Martin McDonagh and I worked together on his two previous feature films, In Bruges and Seven Psychopaths. He'd been writing Three Billboards Outside Ebbing Missouri for quite a while and when he knew it was going to be shot he sent me the script.
When I first read it, it reminded me a bit of Martin's plays set on the isolated Aran Islands. Everyone in Ebbing knows everyone else, probably too well. Something unimaginably bad has happened and when the town tries to move past it, one woman, Mildred Hayes (Fran McDormand) won't allow that.
The interpersonal dynamics are so intense, subtle, and constantly shifting that I found it difficult to put my finger on a central concept. Even when my "concept" doesn't align with the writer's or director's, it still helps me enormously as a composer to have one. But this film confounded me a bit. When I asked Martin was the film was "about" he said it was about a woman who goes to war with the police.
At first this didn't help that much but it did lead in a helpful direction. I noticed that Mildred changed her outfit when she was on the warpath, and that other characters also changed their appearance as they shifted between the roles they played in this small town. This helped me to see that the violence and vengeance which are ostensible subjects of the film, are simply dressing they put on.
Because there are so many fully-drawn characters in the story, I considered an approach used by Ennio Morricone in his spaghetti Western scores (which I love) - giving each character a distinctive musical signature that stays with them even as their alliances shift. But ultimately this seemed too arch, and some major charcters, like Sam Rockwell's, simply don't have any scored scenes until late in the film.
I decided to just concentrate on Mildred - to see the film from her perspective and play the game as she sees it - otherwise there were too many loose strings. When she's at war, the score plays a stomp-and-drum march. When she's reflecting on her loss, it's a soulful guitar ballad. There is also a theme for Death, which is never far away. As the story and the relationships develop, these stark colors are set aside and the themes intertwine more subtly, until, by the last couple of reels they're barely recognizable.
Written and Directed by Martin McDonagh
Produced by Graham Broadbent, Peter Czernin

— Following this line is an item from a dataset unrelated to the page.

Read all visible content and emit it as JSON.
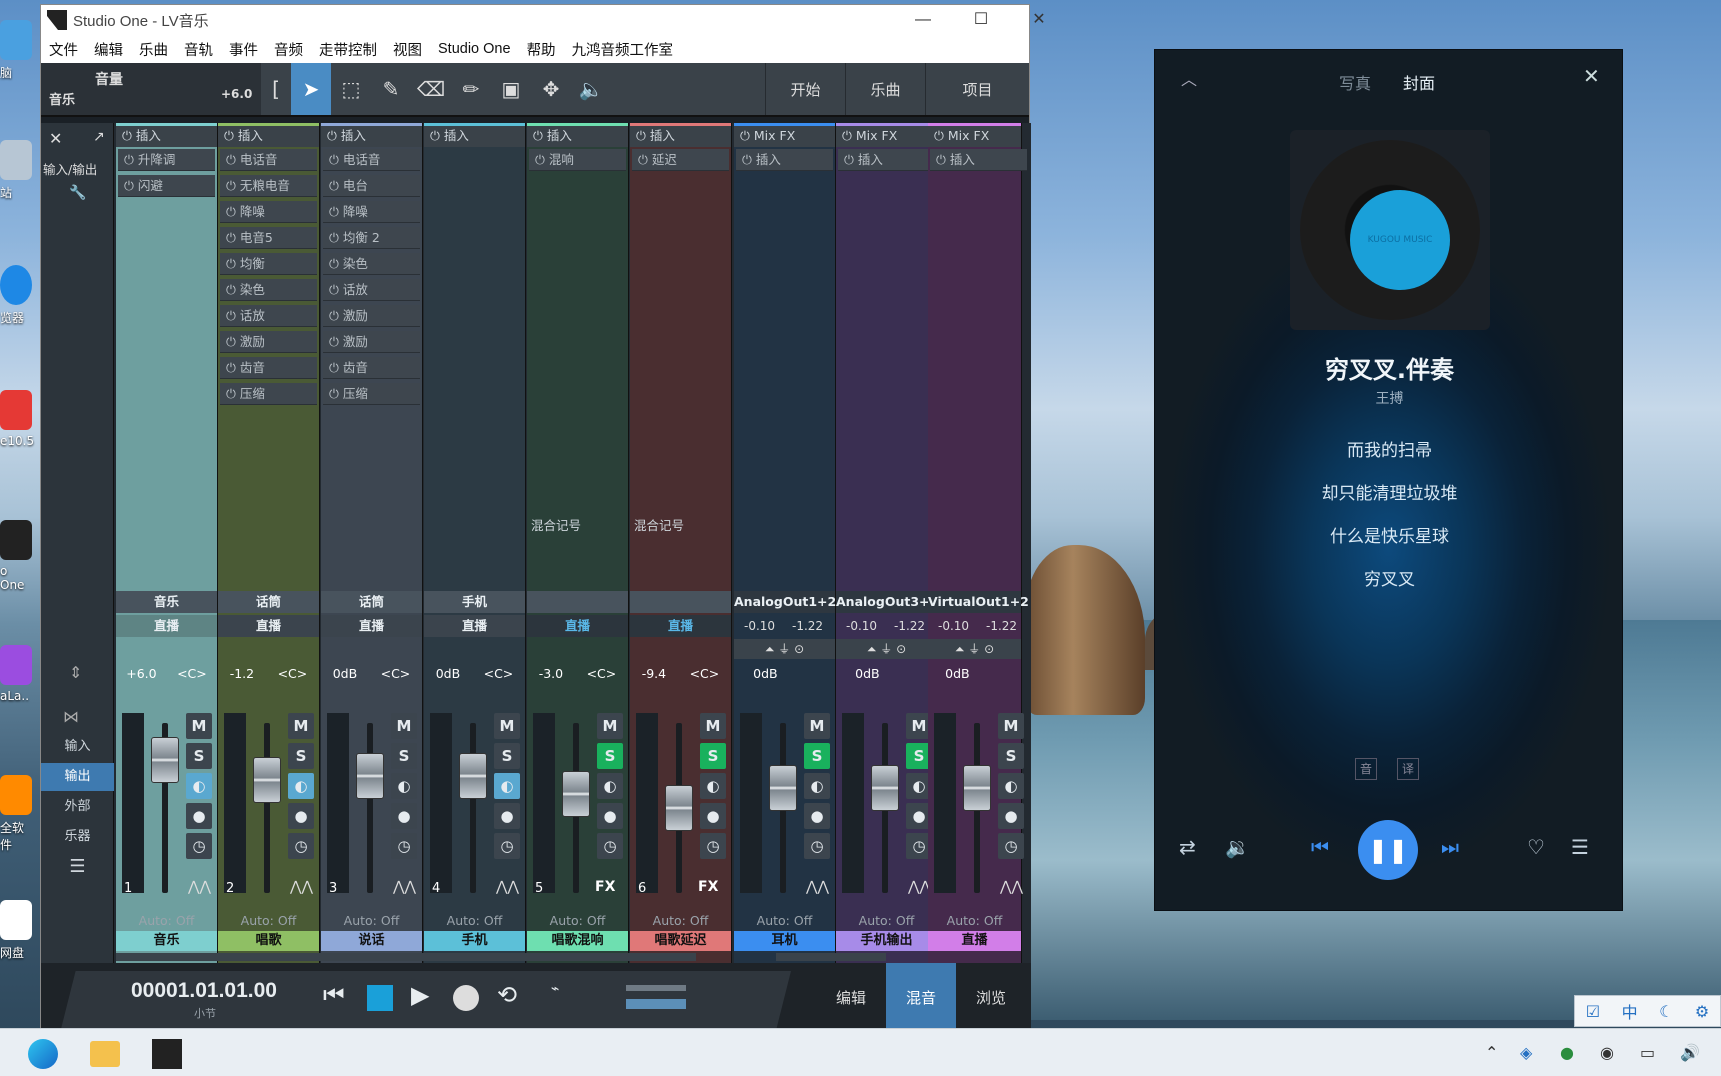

Composed, Orchestrated and Conducted by Carter Burwell
Recording Engineer: Michael Farrow
Contractor: Isobel Griffiths
Music Editor: John Warhurst
Recorded at Abbey Road Studios, London
Mixed at The Body Studio. New York City
Starring Fran McDormand, Sam Rockwell, Woody Harrelson, Peter Dinklage, Lucas Hedges, Abbie Cornish
U.S. Release October 13, 2017
As the release of the film gets closer I'll post more excerpts of the score here, for demo purposes: